[Entries from a dataset of interfaces]
****************
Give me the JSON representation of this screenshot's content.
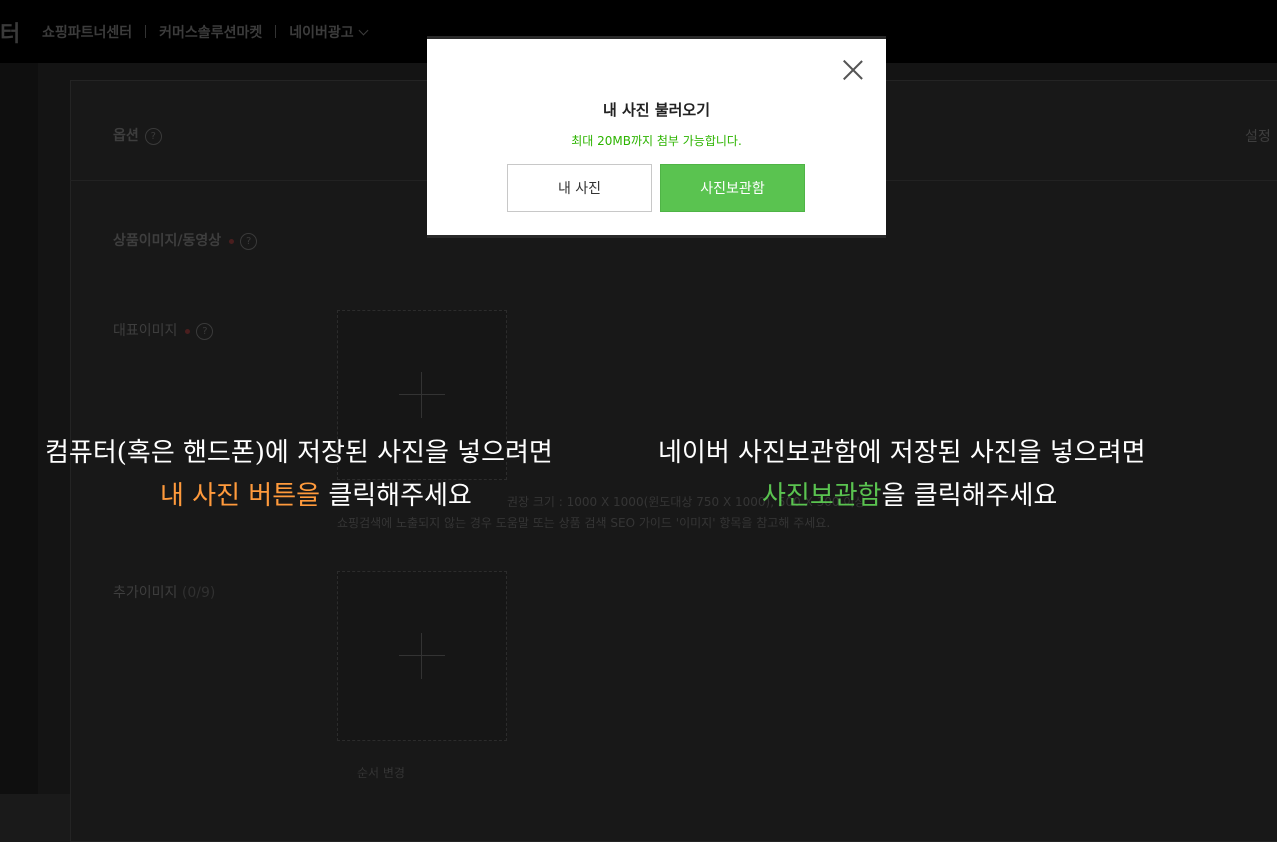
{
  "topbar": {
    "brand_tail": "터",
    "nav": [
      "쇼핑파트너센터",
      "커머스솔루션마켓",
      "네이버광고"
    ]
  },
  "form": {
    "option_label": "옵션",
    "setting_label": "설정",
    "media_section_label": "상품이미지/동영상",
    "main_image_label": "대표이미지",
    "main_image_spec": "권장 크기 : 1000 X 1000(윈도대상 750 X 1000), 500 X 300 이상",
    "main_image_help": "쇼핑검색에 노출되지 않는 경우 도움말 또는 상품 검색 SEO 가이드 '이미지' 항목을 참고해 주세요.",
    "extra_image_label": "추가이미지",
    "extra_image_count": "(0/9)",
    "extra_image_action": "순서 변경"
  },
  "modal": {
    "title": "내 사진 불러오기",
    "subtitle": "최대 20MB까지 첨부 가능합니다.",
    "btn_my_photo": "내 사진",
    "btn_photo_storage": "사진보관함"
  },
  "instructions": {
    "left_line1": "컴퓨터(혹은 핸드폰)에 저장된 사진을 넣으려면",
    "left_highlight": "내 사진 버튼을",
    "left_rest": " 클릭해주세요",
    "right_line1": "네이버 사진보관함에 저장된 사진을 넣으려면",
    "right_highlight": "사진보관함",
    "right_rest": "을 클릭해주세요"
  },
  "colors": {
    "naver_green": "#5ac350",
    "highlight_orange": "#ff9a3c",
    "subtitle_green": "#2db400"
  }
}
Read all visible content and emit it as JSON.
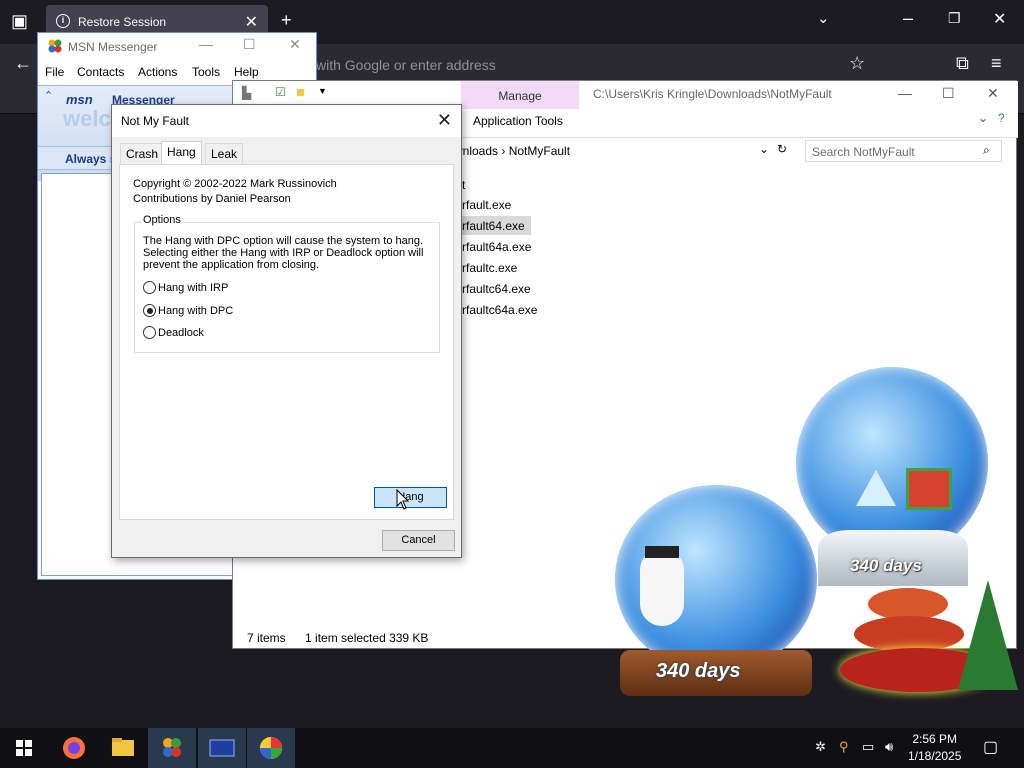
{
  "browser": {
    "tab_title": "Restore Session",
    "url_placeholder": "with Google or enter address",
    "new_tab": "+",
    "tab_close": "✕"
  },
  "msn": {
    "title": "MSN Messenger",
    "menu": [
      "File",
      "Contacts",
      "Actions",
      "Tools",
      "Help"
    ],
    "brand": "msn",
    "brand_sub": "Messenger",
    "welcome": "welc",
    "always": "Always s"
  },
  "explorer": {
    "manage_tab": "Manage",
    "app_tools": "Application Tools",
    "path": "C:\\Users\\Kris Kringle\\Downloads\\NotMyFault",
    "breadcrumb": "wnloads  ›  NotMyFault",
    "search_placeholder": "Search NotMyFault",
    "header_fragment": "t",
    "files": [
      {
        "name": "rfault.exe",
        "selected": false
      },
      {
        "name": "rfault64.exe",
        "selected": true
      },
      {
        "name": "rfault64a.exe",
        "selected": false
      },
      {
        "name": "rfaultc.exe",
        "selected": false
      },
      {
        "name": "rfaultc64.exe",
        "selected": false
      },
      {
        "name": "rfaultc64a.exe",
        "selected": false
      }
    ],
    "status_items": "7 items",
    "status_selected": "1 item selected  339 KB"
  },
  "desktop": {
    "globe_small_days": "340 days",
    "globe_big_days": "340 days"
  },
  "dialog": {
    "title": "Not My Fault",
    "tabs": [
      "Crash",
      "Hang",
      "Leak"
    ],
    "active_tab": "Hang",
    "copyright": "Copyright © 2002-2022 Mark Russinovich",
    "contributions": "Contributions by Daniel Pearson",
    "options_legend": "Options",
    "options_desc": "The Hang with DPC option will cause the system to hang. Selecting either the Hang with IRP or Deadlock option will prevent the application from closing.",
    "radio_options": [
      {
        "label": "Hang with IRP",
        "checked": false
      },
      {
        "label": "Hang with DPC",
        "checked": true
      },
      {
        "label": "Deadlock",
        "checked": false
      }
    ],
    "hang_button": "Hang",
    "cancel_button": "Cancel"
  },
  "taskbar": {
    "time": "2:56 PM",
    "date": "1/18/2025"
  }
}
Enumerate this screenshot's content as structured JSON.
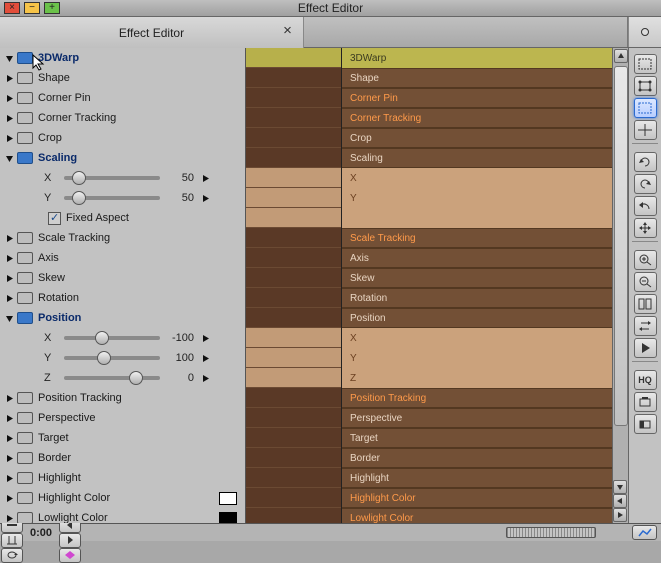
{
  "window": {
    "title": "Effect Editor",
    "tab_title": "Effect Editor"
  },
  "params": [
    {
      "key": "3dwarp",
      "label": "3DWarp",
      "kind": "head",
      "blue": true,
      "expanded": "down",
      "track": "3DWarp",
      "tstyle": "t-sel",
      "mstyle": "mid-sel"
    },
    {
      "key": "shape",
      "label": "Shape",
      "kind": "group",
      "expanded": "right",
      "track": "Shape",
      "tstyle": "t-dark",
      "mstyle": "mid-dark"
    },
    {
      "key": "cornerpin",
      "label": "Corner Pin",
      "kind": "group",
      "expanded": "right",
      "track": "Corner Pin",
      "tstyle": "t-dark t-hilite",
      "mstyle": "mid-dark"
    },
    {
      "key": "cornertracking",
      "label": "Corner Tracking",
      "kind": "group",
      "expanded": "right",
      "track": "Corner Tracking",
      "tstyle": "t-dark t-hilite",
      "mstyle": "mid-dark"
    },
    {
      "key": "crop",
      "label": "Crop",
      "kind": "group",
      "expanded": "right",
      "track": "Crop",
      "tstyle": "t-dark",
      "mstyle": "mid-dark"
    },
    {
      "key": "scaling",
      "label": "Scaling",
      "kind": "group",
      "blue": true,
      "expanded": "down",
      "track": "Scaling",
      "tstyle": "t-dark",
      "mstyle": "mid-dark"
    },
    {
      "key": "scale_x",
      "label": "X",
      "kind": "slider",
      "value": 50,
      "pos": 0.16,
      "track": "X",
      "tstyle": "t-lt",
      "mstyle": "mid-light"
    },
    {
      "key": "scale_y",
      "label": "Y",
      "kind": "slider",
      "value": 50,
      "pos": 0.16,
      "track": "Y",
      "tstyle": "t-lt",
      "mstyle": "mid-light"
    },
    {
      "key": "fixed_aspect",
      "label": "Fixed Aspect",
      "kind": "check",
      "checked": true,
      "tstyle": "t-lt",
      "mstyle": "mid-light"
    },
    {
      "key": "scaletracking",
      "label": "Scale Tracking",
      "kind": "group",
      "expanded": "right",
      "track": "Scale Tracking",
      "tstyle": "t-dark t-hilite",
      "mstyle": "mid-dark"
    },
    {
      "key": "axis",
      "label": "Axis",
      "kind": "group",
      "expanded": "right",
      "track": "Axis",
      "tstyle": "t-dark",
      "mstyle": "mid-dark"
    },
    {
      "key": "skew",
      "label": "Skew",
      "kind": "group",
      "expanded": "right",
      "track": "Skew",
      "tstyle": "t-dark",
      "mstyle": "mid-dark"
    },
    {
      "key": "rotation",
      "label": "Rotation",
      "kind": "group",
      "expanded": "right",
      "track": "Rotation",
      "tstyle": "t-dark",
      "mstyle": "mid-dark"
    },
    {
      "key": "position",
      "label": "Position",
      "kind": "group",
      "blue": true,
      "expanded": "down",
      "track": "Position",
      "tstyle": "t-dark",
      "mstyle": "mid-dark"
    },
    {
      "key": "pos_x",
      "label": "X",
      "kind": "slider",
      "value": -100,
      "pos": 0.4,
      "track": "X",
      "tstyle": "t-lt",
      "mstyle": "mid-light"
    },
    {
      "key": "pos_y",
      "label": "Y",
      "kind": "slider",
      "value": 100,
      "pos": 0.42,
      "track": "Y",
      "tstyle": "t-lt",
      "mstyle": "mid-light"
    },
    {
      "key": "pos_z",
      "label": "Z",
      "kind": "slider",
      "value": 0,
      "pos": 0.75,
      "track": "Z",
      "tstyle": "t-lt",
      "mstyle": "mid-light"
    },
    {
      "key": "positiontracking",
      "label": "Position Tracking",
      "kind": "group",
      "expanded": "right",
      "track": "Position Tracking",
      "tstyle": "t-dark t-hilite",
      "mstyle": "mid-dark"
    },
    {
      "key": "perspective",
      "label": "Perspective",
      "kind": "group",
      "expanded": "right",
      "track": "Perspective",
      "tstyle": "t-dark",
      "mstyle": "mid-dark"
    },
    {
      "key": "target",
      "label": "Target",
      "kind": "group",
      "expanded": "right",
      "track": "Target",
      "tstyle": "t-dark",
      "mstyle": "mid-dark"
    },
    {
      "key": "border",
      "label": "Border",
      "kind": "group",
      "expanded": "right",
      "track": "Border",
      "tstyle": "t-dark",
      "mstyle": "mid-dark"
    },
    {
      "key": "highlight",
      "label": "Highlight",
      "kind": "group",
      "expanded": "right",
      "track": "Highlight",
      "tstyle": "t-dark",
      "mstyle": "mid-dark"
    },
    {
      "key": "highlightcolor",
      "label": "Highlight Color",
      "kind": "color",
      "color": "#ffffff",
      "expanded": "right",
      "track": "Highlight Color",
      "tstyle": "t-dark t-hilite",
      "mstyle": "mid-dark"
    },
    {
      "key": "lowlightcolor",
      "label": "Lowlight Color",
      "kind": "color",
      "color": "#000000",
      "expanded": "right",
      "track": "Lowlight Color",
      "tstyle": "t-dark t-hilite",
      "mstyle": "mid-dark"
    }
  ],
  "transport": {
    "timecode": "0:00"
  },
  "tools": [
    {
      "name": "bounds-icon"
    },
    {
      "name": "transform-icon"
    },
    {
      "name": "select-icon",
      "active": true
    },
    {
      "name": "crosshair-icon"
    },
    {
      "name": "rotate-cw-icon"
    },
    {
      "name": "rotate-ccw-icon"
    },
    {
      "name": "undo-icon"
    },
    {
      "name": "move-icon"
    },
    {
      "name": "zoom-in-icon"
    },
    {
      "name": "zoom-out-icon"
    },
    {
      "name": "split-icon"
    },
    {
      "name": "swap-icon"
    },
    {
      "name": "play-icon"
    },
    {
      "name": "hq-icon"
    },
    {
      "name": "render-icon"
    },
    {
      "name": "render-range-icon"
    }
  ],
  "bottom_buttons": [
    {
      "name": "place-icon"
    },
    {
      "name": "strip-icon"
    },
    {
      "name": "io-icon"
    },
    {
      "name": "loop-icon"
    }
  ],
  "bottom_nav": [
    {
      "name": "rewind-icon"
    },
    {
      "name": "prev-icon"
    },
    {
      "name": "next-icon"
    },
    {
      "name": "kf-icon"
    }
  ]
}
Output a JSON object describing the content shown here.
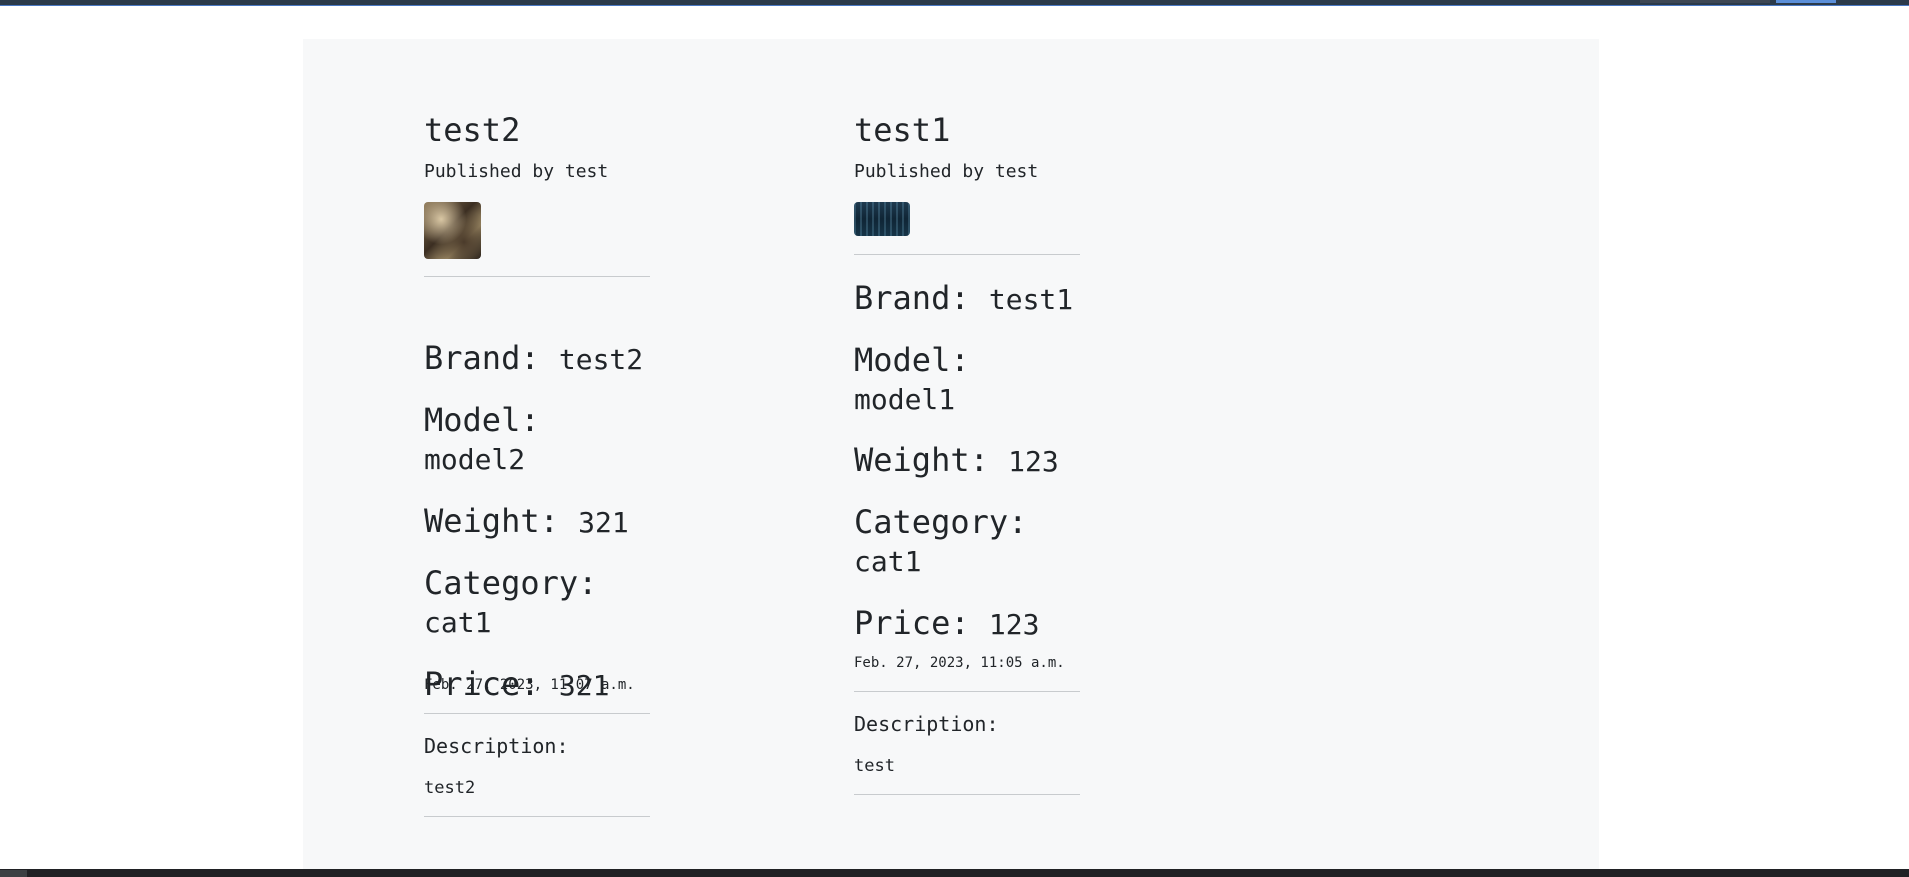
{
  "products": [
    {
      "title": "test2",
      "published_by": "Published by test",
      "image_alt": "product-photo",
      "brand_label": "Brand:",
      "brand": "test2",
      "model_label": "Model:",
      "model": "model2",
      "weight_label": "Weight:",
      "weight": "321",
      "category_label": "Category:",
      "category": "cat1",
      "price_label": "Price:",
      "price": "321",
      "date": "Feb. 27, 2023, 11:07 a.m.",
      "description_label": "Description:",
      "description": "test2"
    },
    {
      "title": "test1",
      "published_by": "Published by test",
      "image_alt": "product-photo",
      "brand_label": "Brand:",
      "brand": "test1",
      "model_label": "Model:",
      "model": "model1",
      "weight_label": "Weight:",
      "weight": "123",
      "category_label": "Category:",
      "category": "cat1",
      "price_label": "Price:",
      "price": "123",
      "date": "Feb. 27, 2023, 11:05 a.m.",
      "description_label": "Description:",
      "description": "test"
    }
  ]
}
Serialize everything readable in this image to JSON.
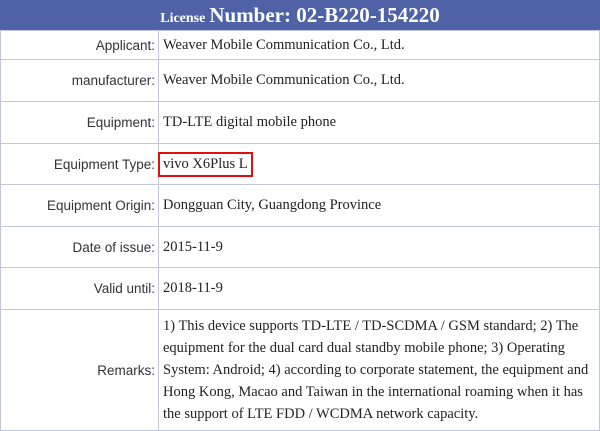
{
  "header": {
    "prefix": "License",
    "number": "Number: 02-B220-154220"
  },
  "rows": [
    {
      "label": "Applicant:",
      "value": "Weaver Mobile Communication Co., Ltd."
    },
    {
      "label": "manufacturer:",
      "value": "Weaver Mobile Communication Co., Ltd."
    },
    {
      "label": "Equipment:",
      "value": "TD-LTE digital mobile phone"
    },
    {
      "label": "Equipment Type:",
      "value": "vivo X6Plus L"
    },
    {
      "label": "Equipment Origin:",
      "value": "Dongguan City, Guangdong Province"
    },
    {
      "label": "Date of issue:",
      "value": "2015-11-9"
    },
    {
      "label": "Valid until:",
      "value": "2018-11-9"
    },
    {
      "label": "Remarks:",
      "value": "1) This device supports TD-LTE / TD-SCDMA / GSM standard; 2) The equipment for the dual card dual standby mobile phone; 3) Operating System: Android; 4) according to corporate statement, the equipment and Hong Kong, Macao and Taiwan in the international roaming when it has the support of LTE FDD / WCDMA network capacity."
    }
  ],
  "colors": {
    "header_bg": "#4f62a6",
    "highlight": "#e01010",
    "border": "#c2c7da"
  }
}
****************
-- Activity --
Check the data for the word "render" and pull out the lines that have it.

-- Output of the task --
      "name": "render-icon"
      "name": "render-range-icon"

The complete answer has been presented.